(Beginning of The data)

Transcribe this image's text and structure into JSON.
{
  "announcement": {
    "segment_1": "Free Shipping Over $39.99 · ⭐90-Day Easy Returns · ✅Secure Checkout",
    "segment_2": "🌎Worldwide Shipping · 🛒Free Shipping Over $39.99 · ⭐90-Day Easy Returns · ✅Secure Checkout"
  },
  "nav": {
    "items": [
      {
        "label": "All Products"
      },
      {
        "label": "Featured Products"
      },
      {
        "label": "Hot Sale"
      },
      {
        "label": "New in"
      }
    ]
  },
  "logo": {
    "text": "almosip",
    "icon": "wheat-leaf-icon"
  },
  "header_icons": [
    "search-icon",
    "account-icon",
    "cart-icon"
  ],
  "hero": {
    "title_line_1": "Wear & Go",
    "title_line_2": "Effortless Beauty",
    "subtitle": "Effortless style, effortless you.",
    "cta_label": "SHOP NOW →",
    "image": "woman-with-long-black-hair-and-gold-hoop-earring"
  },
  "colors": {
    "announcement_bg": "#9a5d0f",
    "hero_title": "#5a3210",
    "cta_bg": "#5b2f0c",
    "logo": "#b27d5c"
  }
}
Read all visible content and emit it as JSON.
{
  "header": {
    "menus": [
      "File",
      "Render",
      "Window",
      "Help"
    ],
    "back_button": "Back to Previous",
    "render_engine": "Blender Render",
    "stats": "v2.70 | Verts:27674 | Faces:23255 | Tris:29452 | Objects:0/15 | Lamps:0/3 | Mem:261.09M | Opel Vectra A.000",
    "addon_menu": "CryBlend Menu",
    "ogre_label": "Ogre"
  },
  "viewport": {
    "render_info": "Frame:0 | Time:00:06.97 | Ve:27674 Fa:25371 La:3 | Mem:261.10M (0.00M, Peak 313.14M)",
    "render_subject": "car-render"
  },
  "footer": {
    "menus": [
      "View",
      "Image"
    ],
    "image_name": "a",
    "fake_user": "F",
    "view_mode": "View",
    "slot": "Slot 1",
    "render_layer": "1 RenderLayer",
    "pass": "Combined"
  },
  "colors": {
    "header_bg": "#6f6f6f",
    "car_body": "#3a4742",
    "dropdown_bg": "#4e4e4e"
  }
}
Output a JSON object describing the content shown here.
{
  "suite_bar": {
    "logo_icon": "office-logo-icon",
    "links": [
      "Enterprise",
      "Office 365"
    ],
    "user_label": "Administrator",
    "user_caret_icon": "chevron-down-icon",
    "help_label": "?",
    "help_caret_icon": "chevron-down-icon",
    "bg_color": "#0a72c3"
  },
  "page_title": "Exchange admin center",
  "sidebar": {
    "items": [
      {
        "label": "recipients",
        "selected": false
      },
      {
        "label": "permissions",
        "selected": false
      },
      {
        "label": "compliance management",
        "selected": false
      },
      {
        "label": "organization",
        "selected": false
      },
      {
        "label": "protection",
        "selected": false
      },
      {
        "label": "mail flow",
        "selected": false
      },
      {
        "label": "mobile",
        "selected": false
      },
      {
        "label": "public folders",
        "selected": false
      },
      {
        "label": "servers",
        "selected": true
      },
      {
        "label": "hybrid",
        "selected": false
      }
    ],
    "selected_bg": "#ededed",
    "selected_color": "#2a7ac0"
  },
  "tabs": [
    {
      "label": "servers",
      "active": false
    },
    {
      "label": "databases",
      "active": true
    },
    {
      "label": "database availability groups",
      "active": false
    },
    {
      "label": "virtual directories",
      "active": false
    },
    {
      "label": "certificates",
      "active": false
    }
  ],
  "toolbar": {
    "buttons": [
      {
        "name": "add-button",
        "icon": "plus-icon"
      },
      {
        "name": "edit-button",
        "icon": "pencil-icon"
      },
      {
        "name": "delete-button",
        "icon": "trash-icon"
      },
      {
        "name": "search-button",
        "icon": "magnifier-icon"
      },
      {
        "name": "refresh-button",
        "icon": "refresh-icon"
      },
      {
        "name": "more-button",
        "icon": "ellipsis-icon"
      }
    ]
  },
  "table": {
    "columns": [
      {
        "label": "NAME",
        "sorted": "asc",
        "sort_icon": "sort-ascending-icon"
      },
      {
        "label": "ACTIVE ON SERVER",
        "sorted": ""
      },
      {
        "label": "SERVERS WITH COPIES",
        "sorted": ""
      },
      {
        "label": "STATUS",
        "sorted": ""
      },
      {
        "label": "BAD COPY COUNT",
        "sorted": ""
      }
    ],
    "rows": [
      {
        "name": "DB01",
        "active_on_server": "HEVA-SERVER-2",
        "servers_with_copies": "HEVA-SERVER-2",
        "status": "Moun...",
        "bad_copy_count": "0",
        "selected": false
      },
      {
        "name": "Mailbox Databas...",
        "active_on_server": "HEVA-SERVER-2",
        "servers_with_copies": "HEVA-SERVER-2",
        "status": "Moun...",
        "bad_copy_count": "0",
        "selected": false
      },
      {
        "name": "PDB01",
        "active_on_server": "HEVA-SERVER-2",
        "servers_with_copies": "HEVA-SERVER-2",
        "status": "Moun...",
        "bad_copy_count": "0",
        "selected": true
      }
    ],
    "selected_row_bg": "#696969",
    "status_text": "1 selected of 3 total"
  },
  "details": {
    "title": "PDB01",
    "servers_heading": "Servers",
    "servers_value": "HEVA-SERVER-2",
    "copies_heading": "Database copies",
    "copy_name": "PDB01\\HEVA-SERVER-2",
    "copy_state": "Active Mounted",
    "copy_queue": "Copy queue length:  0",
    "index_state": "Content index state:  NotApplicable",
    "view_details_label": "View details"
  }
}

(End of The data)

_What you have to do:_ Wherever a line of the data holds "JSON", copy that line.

_Result below:_
Transcribe this image's text and structure into JSON.
Read all visible content and emit it as JSON.
Output a JSON object describing the content shown here.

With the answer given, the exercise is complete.